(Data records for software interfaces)
—————

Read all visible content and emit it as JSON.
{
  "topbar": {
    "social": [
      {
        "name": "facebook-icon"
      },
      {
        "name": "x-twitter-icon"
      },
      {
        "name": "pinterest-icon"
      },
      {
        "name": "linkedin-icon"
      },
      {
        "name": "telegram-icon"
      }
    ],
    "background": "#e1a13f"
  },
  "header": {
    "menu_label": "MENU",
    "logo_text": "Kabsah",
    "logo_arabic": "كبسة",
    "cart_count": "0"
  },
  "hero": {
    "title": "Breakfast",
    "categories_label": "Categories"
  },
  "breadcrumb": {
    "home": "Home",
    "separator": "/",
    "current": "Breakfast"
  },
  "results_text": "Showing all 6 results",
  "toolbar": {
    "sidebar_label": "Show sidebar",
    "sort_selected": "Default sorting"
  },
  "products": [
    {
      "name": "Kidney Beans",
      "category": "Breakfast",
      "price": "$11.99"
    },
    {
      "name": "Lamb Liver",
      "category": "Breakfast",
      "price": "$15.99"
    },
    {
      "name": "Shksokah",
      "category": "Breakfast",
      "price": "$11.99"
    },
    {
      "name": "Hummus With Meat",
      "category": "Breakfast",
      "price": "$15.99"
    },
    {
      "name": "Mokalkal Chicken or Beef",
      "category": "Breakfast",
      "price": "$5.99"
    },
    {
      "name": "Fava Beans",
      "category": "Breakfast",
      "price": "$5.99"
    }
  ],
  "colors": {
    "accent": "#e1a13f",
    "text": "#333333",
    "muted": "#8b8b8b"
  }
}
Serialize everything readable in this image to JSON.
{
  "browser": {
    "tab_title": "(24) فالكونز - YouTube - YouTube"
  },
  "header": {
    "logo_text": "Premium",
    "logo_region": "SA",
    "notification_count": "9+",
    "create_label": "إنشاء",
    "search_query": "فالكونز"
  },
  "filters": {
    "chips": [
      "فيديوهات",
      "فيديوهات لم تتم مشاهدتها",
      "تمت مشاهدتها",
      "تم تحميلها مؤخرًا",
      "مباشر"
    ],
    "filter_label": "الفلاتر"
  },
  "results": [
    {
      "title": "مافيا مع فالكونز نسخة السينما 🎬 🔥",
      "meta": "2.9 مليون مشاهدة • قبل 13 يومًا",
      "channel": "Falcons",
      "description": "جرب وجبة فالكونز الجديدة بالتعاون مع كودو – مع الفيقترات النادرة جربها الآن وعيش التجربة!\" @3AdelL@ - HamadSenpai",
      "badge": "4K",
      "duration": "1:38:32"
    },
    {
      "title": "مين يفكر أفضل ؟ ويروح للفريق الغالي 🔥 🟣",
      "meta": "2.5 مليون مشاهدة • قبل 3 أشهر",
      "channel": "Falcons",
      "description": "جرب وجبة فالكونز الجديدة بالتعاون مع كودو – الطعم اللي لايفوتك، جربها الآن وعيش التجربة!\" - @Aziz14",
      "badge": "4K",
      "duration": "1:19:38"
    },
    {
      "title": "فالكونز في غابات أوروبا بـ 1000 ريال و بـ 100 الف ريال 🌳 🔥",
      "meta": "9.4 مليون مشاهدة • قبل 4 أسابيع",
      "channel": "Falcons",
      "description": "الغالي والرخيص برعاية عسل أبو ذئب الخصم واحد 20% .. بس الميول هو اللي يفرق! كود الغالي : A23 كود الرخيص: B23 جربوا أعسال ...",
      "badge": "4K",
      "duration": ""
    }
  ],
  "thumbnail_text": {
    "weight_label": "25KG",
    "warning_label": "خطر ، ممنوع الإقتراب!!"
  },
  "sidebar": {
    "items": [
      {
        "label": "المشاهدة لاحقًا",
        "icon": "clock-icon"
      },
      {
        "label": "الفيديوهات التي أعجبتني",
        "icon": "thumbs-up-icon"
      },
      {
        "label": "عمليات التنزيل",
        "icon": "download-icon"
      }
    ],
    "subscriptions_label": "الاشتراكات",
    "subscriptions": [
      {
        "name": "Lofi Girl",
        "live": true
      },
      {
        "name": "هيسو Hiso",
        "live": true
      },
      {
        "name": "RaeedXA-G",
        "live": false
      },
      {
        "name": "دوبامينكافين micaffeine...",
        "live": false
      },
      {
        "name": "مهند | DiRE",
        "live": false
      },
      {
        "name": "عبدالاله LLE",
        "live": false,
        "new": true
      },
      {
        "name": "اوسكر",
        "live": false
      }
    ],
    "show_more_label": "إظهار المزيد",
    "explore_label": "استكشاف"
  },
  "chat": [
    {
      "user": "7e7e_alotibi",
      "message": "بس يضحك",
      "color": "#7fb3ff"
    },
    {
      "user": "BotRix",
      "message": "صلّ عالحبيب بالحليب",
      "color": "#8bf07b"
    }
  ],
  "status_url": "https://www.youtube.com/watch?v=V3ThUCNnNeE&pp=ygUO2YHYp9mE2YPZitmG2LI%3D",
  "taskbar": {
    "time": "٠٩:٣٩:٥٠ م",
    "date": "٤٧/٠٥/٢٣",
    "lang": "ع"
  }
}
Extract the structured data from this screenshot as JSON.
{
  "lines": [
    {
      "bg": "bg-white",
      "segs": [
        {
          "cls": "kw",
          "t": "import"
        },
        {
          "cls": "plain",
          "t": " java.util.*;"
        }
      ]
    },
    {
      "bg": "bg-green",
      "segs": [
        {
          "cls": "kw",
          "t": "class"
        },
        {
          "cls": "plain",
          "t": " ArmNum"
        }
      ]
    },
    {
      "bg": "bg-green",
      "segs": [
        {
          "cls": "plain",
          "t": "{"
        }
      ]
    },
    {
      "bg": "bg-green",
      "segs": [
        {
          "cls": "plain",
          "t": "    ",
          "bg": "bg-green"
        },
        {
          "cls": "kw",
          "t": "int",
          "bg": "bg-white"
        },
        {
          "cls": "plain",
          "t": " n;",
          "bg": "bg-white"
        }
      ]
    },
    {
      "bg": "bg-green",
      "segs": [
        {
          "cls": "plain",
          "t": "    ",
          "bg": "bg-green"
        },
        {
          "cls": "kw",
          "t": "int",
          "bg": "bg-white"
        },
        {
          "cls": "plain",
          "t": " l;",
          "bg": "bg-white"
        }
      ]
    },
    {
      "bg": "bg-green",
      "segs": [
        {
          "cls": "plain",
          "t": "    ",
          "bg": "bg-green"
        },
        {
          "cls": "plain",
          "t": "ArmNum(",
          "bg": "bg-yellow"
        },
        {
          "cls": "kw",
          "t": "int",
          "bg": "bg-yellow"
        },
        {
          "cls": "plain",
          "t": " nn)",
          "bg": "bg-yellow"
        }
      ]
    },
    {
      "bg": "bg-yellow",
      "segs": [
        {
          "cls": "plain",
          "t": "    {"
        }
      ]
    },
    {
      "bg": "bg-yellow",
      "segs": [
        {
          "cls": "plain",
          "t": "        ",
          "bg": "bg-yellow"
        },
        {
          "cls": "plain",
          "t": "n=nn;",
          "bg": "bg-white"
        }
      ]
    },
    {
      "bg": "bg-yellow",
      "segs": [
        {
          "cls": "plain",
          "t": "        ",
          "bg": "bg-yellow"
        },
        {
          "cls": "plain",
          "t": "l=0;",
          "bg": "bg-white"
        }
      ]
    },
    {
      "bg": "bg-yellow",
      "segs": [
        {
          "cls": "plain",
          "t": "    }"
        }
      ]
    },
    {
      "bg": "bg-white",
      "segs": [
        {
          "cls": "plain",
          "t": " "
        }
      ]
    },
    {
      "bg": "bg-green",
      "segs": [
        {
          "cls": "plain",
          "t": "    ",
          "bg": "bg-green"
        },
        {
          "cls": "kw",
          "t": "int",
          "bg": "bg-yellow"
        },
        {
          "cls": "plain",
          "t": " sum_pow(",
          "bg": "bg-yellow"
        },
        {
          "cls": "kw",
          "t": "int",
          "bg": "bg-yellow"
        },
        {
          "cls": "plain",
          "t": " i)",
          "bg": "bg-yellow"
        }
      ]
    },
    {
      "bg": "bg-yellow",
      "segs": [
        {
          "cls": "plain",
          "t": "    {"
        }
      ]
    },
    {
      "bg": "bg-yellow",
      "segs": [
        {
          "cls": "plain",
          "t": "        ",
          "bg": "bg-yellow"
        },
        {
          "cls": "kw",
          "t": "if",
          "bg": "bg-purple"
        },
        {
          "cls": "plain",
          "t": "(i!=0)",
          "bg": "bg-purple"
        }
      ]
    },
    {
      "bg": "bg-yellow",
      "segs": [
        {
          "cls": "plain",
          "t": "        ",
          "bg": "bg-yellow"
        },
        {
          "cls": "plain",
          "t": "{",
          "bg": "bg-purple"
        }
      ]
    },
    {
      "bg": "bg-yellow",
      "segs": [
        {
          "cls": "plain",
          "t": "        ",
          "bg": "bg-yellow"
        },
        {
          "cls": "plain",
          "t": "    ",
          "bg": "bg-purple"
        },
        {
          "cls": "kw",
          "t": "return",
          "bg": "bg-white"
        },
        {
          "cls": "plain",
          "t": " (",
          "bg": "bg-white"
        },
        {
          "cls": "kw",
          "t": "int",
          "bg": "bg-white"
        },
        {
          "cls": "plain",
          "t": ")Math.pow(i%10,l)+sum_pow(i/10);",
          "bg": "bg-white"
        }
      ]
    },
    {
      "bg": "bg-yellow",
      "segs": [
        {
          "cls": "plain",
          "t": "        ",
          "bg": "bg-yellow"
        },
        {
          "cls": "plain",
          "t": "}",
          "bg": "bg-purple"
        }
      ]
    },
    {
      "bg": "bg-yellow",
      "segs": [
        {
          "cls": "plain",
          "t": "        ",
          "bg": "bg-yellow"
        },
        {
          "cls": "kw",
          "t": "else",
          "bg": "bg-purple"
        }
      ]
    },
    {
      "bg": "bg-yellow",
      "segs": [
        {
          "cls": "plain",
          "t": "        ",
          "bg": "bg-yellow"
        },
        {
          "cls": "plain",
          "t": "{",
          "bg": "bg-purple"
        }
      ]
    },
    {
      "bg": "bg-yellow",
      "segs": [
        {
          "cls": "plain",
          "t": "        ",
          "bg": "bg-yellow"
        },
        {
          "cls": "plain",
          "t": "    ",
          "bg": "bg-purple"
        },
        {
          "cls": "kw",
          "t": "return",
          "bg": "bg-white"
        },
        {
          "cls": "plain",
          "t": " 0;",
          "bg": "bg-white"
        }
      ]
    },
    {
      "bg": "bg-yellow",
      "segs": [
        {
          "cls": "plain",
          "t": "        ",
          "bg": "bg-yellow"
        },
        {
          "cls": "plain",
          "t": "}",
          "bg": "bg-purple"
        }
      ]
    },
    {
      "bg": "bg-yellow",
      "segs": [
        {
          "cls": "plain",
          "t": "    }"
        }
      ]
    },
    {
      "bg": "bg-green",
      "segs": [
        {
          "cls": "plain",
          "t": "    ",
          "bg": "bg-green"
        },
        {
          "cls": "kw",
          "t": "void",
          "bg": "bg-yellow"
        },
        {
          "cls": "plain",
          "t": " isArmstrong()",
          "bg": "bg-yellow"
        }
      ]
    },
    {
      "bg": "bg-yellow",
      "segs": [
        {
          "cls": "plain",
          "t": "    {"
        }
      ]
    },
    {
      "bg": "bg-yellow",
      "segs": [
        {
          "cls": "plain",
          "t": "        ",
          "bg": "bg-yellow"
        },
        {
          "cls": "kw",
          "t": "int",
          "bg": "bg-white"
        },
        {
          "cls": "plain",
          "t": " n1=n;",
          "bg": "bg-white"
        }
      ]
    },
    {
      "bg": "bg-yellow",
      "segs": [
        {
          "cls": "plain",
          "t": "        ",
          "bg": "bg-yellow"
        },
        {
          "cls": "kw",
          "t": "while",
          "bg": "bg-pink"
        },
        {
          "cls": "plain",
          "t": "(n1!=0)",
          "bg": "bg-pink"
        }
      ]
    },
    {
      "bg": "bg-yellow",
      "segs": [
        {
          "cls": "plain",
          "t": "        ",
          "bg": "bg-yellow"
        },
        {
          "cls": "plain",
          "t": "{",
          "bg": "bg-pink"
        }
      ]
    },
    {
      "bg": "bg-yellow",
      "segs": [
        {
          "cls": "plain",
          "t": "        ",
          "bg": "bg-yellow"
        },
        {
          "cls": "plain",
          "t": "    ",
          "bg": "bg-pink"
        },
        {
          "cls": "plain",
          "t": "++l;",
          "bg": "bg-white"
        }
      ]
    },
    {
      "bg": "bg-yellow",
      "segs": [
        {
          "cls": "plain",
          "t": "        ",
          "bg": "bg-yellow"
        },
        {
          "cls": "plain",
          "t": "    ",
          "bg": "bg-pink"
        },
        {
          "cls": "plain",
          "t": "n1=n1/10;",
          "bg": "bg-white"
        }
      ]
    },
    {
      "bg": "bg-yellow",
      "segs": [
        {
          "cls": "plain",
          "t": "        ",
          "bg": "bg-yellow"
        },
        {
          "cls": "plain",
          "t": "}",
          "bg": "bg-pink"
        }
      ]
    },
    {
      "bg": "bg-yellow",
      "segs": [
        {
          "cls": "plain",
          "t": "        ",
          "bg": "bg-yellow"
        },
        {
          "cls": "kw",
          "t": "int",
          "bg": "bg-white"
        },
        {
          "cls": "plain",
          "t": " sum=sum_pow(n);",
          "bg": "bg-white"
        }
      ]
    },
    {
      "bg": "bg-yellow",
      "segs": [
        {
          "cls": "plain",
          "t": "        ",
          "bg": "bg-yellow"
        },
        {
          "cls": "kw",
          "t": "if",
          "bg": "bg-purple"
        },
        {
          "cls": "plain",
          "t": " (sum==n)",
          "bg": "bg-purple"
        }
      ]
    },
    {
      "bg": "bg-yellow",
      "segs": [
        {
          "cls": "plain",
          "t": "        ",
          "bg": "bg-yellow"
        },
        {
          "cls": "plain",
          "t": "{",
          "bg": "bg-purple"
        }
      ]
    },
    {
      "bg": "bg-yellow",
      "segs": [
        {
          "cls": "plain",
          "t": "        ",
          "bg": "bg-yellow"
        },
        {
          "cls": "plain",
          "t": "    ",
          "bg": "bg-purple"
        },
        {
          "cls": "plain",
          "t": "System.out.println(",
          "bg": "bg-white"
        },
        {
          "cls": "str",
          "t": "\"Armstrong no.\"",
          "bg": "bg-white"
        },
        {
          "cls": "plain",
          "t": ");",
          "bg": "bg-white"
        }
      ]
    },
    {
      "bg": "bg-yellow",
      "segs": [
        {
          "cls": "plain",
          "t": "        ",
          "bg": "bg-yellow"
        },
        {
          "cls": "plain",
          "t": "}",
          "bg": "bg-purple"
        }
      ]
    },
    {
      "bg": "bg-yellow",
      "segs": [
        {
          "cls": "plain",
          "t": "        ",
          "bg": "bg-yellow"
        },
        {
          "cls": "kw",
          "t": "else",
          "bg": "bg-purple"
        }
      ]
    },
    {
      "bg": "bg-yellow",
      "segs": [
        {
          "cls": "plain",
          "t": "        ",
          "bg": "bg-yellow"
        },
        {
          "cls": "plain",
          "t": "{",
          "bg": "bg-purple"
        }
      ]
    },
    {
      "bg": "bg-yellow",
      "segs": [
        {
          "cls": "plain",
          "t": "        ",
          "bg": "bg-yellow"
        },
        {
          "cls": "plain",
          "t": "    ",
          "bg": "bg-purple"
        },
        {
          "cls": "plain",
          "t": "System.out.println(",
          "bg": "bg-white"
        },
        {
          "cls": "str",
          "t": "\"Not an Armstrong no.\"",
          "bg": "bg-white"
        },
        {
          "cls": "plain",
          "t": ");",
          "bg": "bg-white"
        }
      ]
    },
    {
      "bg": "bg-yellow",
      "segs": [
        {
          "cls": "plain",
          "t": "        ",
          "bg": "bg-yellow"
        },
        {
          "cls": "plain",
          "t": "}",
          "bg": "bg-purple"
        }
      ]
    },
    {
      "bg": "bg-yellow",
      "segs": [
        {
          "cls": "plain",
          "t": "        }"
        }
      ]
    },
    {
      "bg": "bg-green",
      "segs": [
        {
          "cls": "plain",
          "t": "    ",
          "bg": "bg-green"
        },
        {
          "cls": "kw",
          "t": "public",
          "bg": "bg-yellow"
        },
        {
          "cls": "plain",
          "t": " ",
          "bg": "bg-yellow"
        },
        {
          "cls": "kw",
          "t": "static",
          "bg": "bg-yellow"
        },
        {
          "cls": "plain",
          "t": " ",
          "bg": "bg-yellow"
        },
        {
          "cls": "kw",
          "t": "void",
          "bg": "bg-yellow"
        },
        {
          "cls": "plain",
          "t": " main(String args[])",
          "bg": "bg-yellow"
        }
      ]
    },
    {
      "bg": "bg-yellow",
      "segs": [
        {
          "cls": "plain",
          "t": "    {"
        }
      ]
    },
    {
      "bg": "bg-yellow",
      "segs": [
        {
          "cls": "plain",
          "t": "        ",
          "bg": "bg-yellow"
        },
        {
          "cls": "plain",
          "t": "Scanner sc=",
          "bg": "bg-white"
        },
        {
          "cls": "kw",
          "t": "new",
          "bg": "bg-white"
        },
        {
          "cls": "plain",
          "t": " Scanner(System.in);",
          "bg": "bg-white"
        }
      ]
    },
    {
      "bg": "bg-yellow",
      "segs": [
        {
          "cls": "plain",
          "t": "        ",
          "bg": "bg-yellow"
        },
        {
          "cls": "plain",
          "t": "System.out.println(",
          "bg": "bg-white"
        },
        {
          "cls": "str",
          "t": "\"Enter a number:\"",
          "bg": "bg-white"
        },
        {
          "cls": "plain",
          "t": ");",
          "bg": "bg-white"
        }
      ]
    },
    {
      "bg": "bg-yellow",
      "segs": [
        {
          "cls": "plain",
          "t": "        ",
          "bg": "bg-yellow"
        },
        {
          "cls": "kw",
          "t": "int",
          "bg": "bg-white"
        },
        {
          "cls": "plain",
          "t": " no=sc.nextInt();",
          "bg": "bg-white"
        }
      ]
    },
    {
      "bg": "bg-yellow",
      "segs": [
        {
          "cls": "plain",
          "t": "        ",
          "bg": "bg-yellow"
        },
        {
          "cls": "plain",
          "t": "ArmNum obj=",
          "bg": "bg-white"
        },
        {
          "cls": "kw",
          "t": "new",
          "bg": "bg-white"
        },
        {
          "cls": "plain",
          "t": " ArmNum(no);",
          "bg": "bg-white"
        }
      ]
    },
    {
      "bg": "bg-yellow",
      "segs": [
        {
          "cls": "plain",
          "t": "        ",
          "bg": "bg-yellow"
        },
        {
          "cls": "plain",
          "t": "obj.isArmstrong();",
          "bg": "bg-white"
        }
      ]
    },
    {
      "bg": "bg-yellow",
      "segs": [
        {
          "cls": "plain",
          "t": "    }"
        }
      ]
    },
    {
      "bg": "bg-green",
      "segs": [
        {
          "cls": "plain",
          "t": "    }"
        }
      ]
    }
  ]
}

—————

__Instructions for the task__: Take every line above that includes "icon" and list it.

__Answer box__:
        "name": "facebook-icon"
        "name": "x-twitter-icon"
        "name": "pinterest-icon"
        "name": "linkedin-icon"
        "name": "telegram-icon"
        "icon": "clock-icon"
        "icon": "thumbs-up-icon"
        "icon": "download-icon"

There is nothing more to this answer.